In a letter to the secretary, lawmakers pointed to one reported $12,000 private flight from Nevada to Montana, a route they said commercial airlines charge as little as $300 for.

"Abuse of taxpayer money has so far been a problem for the Trump administration," the group of 26 lawmakers wrote on Tuesday.

Representatives for Zinke did not immediately respond to a request for comment on the Politico report Thursday.

Separately, the top Democrat on the House Oversight and Government Reform Committee has said he is seeking information on any private, non-commercial or military flights taken by White House counselor Kellyanne Conway.

U.S. Representative Elijah Cummings, in a statement released on Wednesday, also said he was seeking evidence that Price had repaid U.S. taxpayers for his private flights.
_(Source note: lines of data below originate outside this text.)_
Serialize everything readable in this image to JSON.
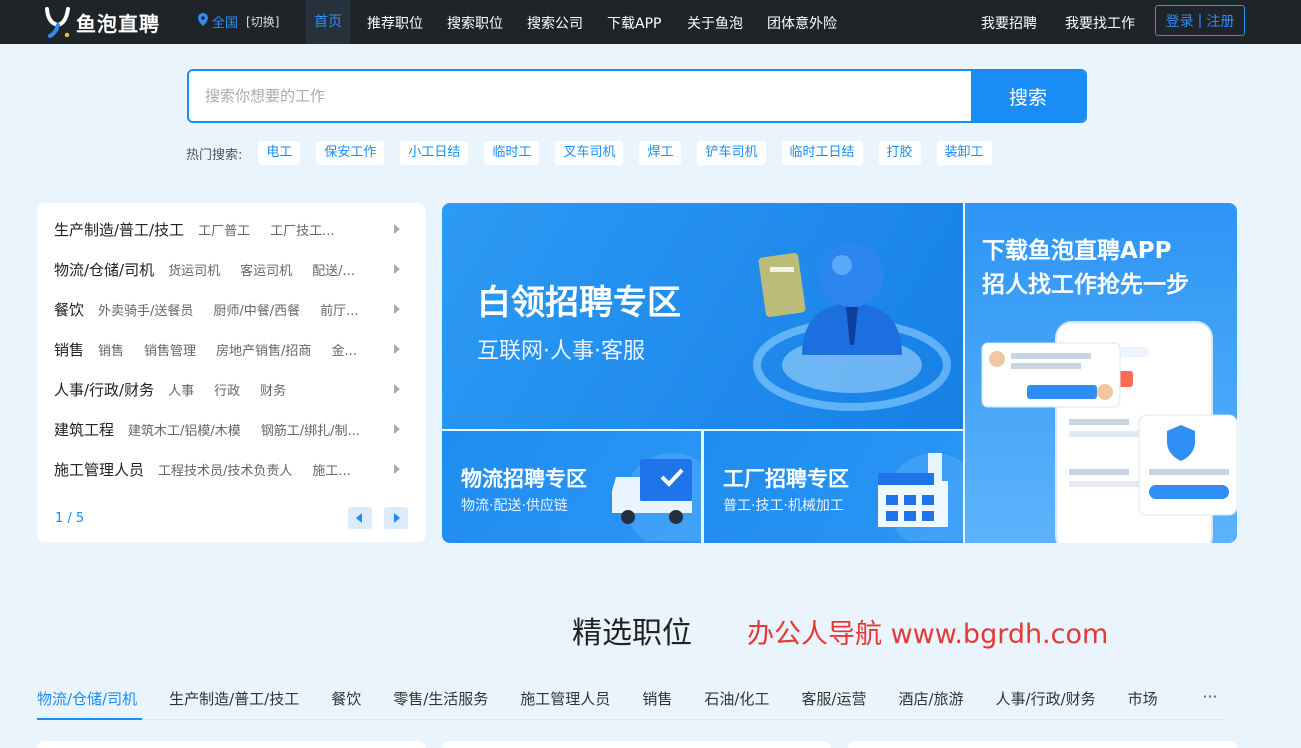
{
  "header": {
    "logo_text": "鱼泡直聘",
    "location": {
      "city": "全国",
      "switch": "[切换]"
    },
    "nav": [
      "首页",
      "推荐职位",
      "搜索职位",
      "搜索公司",
      "下载APP",
      "关于鱼泡",
      "团体意外险"
    ],
    "right_links": [
      "我要招聘",
      "我要找工作"
    ],
    "login": "登录",
    "register": "注册",
    "divider": "|"
  },
  "search": {
    "placeholder": "搜索你想要的工作",
    "button": "搜索",
    "hot_label": "热门搜索:",
    "hot_tags": [
      "电工",
      "保安工作",
      "小工日结",
      "临时工",
      "叉车司机",
      "焊工",
      "铲车司机",
      "临时工日结",
      "打胶",
      "装卸工"
    ]
  },
  "categories": {
    "rows": [
      {
        "main": "生产制造/普工/技工",
        "subs": [
          "工厂普工",
          "工厂技工..."
        ]
      },
      {
        "main": "物流/仓储/司机",
        "subs": [
          "货运司机",
          "客运司机",
          "配送/..."
        ]
      },
      {
        "main": "餐饮",
        "subs": [
          "外卖骑手/送餐员",
          "厨师/中餐/西餐",
          "前厅..."
        ]
      },
      {
        "main": "销售",
        "subs": [
          "销售",
          "销售管理",
          "房地产销售/招商",
          "金..."
        ]
      },
      {
        "main": "人事/行政/财务",
        "subs": [
          "人事",
          "行政",
          "财务"
        ]
      },
      {
        "main": "建筑工程",
        "subs": [
          "建筑木工/铝模/木模",
          "钢筋工/绑扎/制..."
        ]
      },
      {
        "main": "施工管理人员",
        "subs": [
          "工程技术员/技术负责人",
          "施工..."
        ]
      }
    ],
    "pager": "1 / 5"
  },
  "banners": {
    "white_collar": {
      "title": "白领招聘专区",
      "subtitle": "互联网·人事·客服"
    },
    "logistics": {
      "title": "物流招聘专区",
      "subtitle": "物流·配送·供应链"
    },
    "factory": {
      "title": "工厂招聘专区",
      "subtitle": "普工·技工·机械加工"
    },
    "app": {
      "line1": "下载鱼泡直聘APP",
      "line2": "招人找工作抢先一步"
    }
  },
  "featured": {
    "title": "精选职位",
    "watermark": "办公人导航 www.bgrdh.com",
    "tabs": [
      "物流/仓储/司机",
      "生产制造/普工/技工",
      "餐饮",
      "零售/生活服务",
      "施工管理人员",
      "销售",
      "石油/化工",
      "客服/运营",
      "酒店/旅游",
      "人事/行政/财务",
      "市场"
    ],
    "more": "···"
  },
  "colors": {
    "accent": "#1a8cf5",
    "topbar": "#1f2429",
    "page_bg": "#eaf4fd",
    "watermark": "#e53935"
  }
}
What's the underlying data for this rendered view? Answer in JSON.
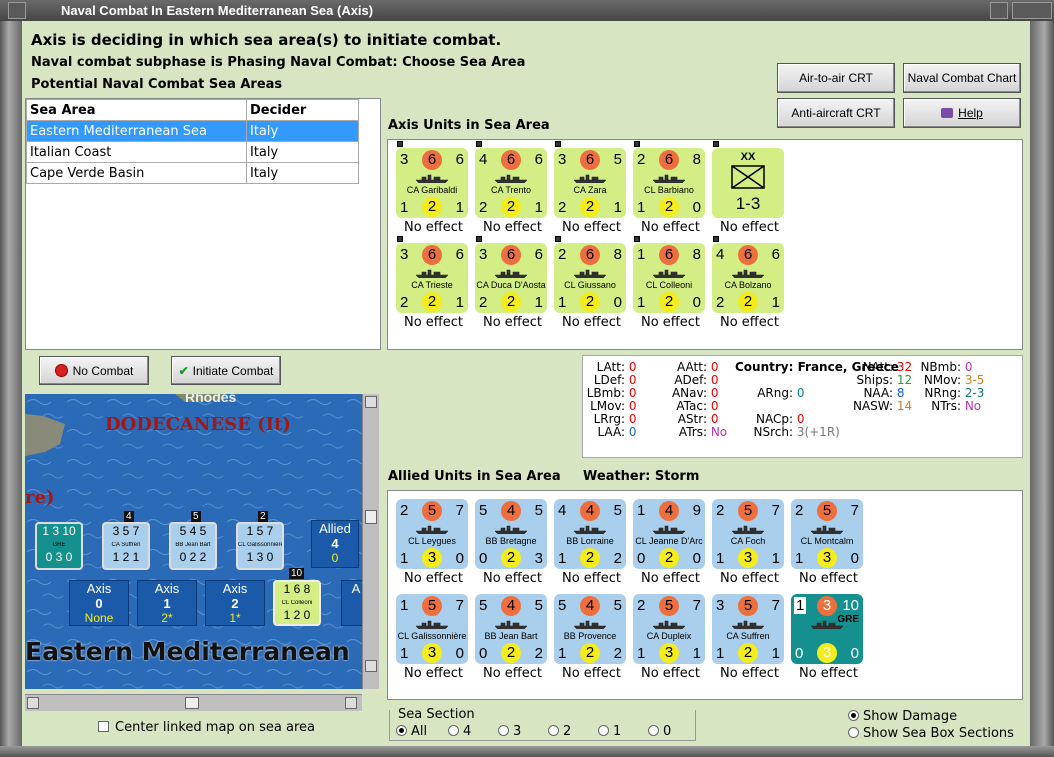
{
  "window": {
    "title": "Naval Combat In Eastern Mediterranean Sea (Axis)"
  },
  "header": {
    "line1": "Axis is deciding in which sea area(s) to initiate combat.",
    "line2": "Naval combat subphase is Phasing Naval Combat: Choose Sea Area",
    "line3": "Potential Naval Combat Sea Areas"
  },
  "buttons": {
    "air_to_air": "Air-to-air CRT",
    "naval_chart": "Naval Combat Chart",
    "anti_aircraft": "Anti-aircraft CRT",
    "help": "Help",
    "no_combat": "No Combat",
    "initiate": "Initiate Combat"
  },
  "sea_table": {
    "headers": [
      "Sea Area",
      "Decider"
    ],
    "rows": [
      [
        "Eastern Mediterranean Sea",
        "Italy"
      ],
      [
        "Italian Coast",
        "Italy"
      ],
      [
        "Cape Verde Basin",
        "Italy"
      ]
    ]
  },
  "axis_title": "Axis Units in Sea Area",
  "axis_units": [
    {
      "tl": "3",
      "tc": "6",
      "tr": "6",
      "name": "CA Garibaldi",
      "bl": "1",
      "bc": "2",
      "br": "1",
      "effect": "No effect"
    },
    {
      "tl": "4",
      "tc": "6",
      "tr": "6",
      "name": "CA Trento",
      "bl": "2",
      "bc": "2",
      "br": "1",
      "effect": "No effect"
    },
    {
      "tl": "3",
      "tc": "6",
      "tr": "5",
      "name": "CA Zara",
      "bl": "2",
      "bc": "2",
      "br": "1",
      "effect": "No effect"
    },
    {
      "tl": "2",
      "tc": "6",
      "tr": "8",
      "name": "CL Barbiano",
      "bl": "1",
      "bc": "2",
      "br": "0",
      "effect": "No effect"
    },
    {
      "type": "XX",
      "value": "1-3",
      "effect": "No effect"
    },
    {
      "tl": "3",
      "tc": "6",
      "tr": "6",
      "name": "CA Trieste",
      "bl": "2",
      "bc": "2",
      "br": "1",
      "effect": "No effect"
    },
    {
      "tl": "3",
      "tc": "6",
      "tr": "6",
      "name": "CA Duca D'Aosta",
      "bl": "2",
      "bc": "2",
      "br": "1",
      "effect": "No effect"
    },
    {
      "tl": "2",
      "tc": "6",
      "tr": "8",
      "name": "CL Giussano",
      "bl": "1",
      "bc": "2",
      "br": "0",
      "effect": "No effect"
    },
    {
      "tl": "1",
      "tc": "6",
      "tr": "8",
      "name": "CL Colleoni",
      "bl": "1",
      "bc": "2",
      "br": "0",
      "effect": "No effect"
    },
    {
      "tl": "4",
      "tc": "6",
      "tr": "6",
      "name": "CA Bolzano",
      "bl": "2",
      "bc": "2",
      "br": "1",
      "effect": "No effect"
    }
  ],
  "stats": {
    "col1": [
      [
        "LAtt:",
        "0"
      ],
      [
        "LDef:",
        "0"
      ],
      [
        "LBmb:",
        "0"
      ],
      [
        "LMov:",
        "0"
      ],
      [
        "LRrg:",
        "0"
      ],
      [
        "LAA:",
        "0"
      ]
    ],
    "col2": [
      [
        "AAtt:",
        "0"
      ],
      [
        "ADef:",
        "0"
      ],
      [
        "ANav:",
        "0"
      ],
      [
        "ATac:",
        "0"
      ],
      [
        "AStr:",
        "0"
      ],
      [
        "ATrs:",
        "No"
      ]
    ],
    "country_label": "Country:",
    "country": "France, Greece",
    "arng": [
      "ARng:",
      "0"
    ],
    "nacp": [
      "NACp:",
      "0"
    ],
    "nsrch": [
      "NSrch:",
      "3(+1R)"
    ],
    "col4": [
      [
        "NAtt:",
        "32"
      ],
      [
        "Ships:",
        "12"
      ],
      [
        "NAA:",
        "8"
      ],
      [
        "NASW:",
        "14"
      ]
    ],
    "col5": [
      [
        "NBmb:",
        "0"
      ],
      [
        "NMov:",
        "3-5"
      ],
      [
        "NRng:",
        "2-3"
      ],
      [
        "NTrs:",
        "No"
      ]
    ]
  },
  "allied_title": "Allied Units in Sea Area",
  "weather_label": "Weather:",
  "weather": "Storm",
  "allied_units": [
    {
      "tl": "2",
      "tc": "5",
      "tr": "7",
      "name": "CL Leygues",
      "bl": "1",
      "bc": "3",
      "br": "0",
      "effect": "No effect"
    },
    {
      "tl": "5",
      "tc": "4",
      "tr": "5",
      "name": "BB Bretagne",
      "bl": "0",
      "bc": "2",
      "br": "3",
      "effect": "No effect"
    },
    {
      "tl": "4",
      "tc": "4",
      "tr": "5",
      "name": "BB Lorraine",
      "bl": "1",
      "bc": "2",
      "br": "2",
      "effect": "No effect"
    },
    {
      "tl": "1",
      "tc": "4",
      "tr": "9",
      "name": "CL Jeanne D'Arc",
      "bl": "0",
      "bc": "2",
      "br": "0",
      "effect": "No effect"
    },
    {
      "tl": "2",
      "tc": "5",
      "tr": "7",
      "name": "CA Foch",
      "bl": "1",
      "bc": "3",
      "br": "1",
      "effect": "No effect"
    },
    {
      "tl": "2",
      "tc": "5",
      "tr": "7",
      "name": "CL Montcalm",
      "bl": "1",
      "bc": "3",
      "br": "0",
      "effect": "No effect"
    },
    {
      "tl": "1",
      "tc": "5",
      "tr": "7",
      "name": "CL Galissonnière",
      "bl": "1",
      "bc": "3",
      "br": "0",
      "effect": "No effect"
    },
    {
      "tl": "5",
      "tc": "4",
      "tr": "5",
      "name": "BB Jean Bart",
      "bl": "0",
      "bc": "2",
      "br": "2",
      "effect": "No effect"
    },
    {
      "tl": "5",
      "tc": "4",
      "tr": "5",
      "name": "BB Provence",
      "bl": "1",
      "bc": "2",
      "br": "2",
      "effect": "No effect"
    },
    {
      "tl": "2",
      "tc": "5",
      "tr": "7",
      "name": "CA Dupleix",
      "bl": "1",
      "bc": "3",
      "br": "1",
      "effect": "No effect"
    },
    {
      "tl": "3",
      "tc": "5",
      "tr": "7",
      "name": "CA Suffren",
      "bl": "1",
      "bc": "2",
      "br": "1",
      "effect": "No effect"
    },
    {
      "tl": "1",
      "tc": "3",
      "tr": "10",
      "name": "GRE",
      "bl": "0",
      "bc": "3",
      "br": "0",
      "effect": "No effect",
      "gre": true
    }
  ],
  "map": {
    "labels": {
      "rhodes": "Rhodes",
      "dodecanese": "DODECANESE (It)",
      "partial": "re)",
      "sea": "Eastern Mediterranean"
    },
    "counters": [
      {
        "tl": "1",
        "tc": "3",
        "tr": "10",
        "name": "GRE",
        "bl": "0",
        "bc": "3",
        "br": "0",
        "cls": "gre",
        "stack": ""
      },
      {
        "tl": "3",
        "tc": "5",
        "tr": "7",
        "name": "CA Suffren",
        "bl": "1",
        "bc": "2",
        "br": "1",
        "cls": "ally",
        "stack": "4"
      },
      {
        "tl": "5",
        "tc": "4",
        "tr": "5",
        "name": "BB Jean Bart",
        "bl": "0",
        "bc": "2",
        "br": "2",
        "cls": "ally",
        "stack": "5"
      },
      {
        "tl": "1",
        "tc": "5",
        "tr": "7",
        "name": "CL Galissonnière",
        "bl": "1",
        "bc": "3",
        "br": "0",
        "cls": "ally",
        "stack": "2"
      }
    ],
    "allied_box": {
      "label": "Allied",
      "value": "4",
      "sub": "0"
    },
    "axis_boxes": [
      {
        "label": "Axis",
        "value": "0",
        "sub": "None"
      },
      {
        "label": "Axis",
        "value": "1",
        "sub": "2*"
      },
      {
        "label": "Axis",
        "value": "2",
        "sub": "1*"
      }
    ],
    "axis_counter": {
      "tl": "1",
      "tc": "6",
      "tr": "8",
      "name": "CL Colleoni",
      "bl": "1",
      "bc": "2",
      "br": "0",
      "stack": "10"
    },
    "axis_partial": "A"
  },
  "center_map": "Center linked map on sea area",
  "sea_section": {
    "title": "Sea Section",
    "options": [
      "All",
      "4",
      "3",
      "2",
      "1",
      "0"
    ],
    "selected": "All"
  },
  "show_damage": "Show Damage",
  "show_sections": "Show Sea Box Sections",
  "colors": {
    "axis": "#d4ee86",
    "allied": "#a9cfec",
    "greek": "#14918f",
    "selection": "#3399ff",
    "client": "#d7e5c2"
  }
}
Representatives for the White House said on Thursday that U.S. agencies were responsible for arranging their own transportation, and that Cabinet members "occasionally invite relevant White House staff for official travel" that is then "planned and secured by the inviting agency." 

(Writing by Susan Heavey; Editing by Bernadette Baum)